To that end, a portable high-fidelity endovascular simulator –the first in the region – provides realistic training for angiographic and interventional procedures, and enables hands-on procedural training for residents, clinicians and medical professionals in cardiology, radiology and vascular specialties.
Clinical Professor, Division Head of Cardiology and LAU Medical Center-Rizk Hospital Chief Medical Officer George Ghanem points out that cardiovascular intervention has become increasingly more technical, necessitating advanced skills that should be performed according to strict protocol.
“Having this simulator will help us tremendously in teaching our fellows the different steps, for them to acquire good reflexes and apply them in reality,” said Dr. Ghanem. “The more they learn through simulation, the easier – and safer – it will be for them to proceed with treating a real patient on the catheterization table.”

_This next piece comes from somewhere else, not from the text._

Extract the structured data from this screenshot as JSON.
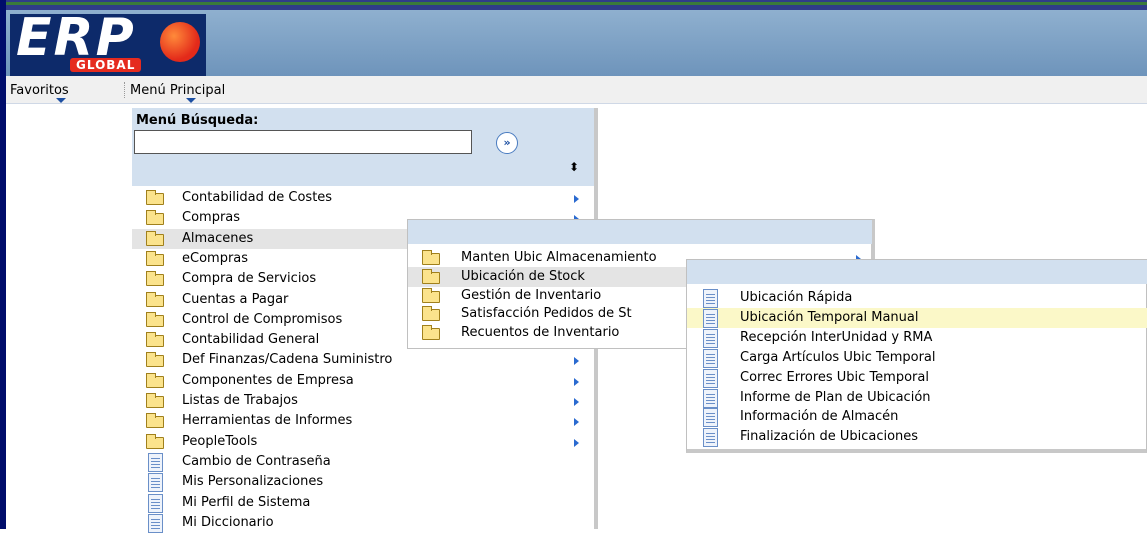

In the case of neuroradiology, advanced medical equipment and tools are crucial for the high performance of the physician and training of the residents, according to Clinical Assistant Professor, Program Director of Radiology Residency and Neuroradiologist Raghid Kikano.
Apart from presenting them with “difficult scenarios that they are not likely to come across during their routine training,” explained Dr. Kikano, the new simulators are equally useful for physicians, who would be able “to upload specific cases that they come across over the years into the simulator, train and retrain themselves by diversifying scenarios, and accordingly provide optimal care for their patients.”
This is not only limited to neuroradiologists’ experience. Head of Vascular Surgery Fady Hayek spoke about how using the simulator with difficult cases – for example angulation in the arteries – whereby surgeons could get to train before operating in real life. “Ultimately, this would translate into less time with the patient and even save time pre-surgery, such as on X-rays that otherwise need to be done,” noted Dr. Hayek.
Another addition to the CSC, the neurosurgery VR simulator features sophisticated 3D graphics and haptic technology – one that simulates the senses of touch and motion – that provide a realistic look and feel for practicing common tasks in brain surgery.
“Risk-free simulation training is expected to become an increasing demand as part of neurosurgery training, same as flight simulation is an integral part of pilot training.” said Clinical Assistant Professor/Program Director of Neurosurgery Residency & Acting Division Head of Neurosurgery Ibrahim Saikali. To that end, “with the added tactile and spatial dimensions, haptic and 3D technologies provide a real refinement of the simulation environment that mimics a real-time environment.”
Apart from the two simulators, the center had also acquired eight units for Fundamental Laparoscopic Surgery (FLS) training, a comprehensive, web-based education module for surgical residents and practicing surgeons. The American College of Surgeons (ACS) had endorsed the module’s program content, which also covers disciplines such as gynecology and urology.
The acquisition of the equipment was made possible through a generous American Schools and Hospitals Abroad (ASHA) grant, and was awarded to LAU CSC following a rigorous and highly-competitive application process.
Dean of the School of Medicine and President-Elect Dr. Michel Mawad welcomed the new additions to LAU. “By pushing the envelope in learning innovation, we are serving the advancement of healthcare in Lebanon and the region, and expanding our reach beyond the borders of our medical school.”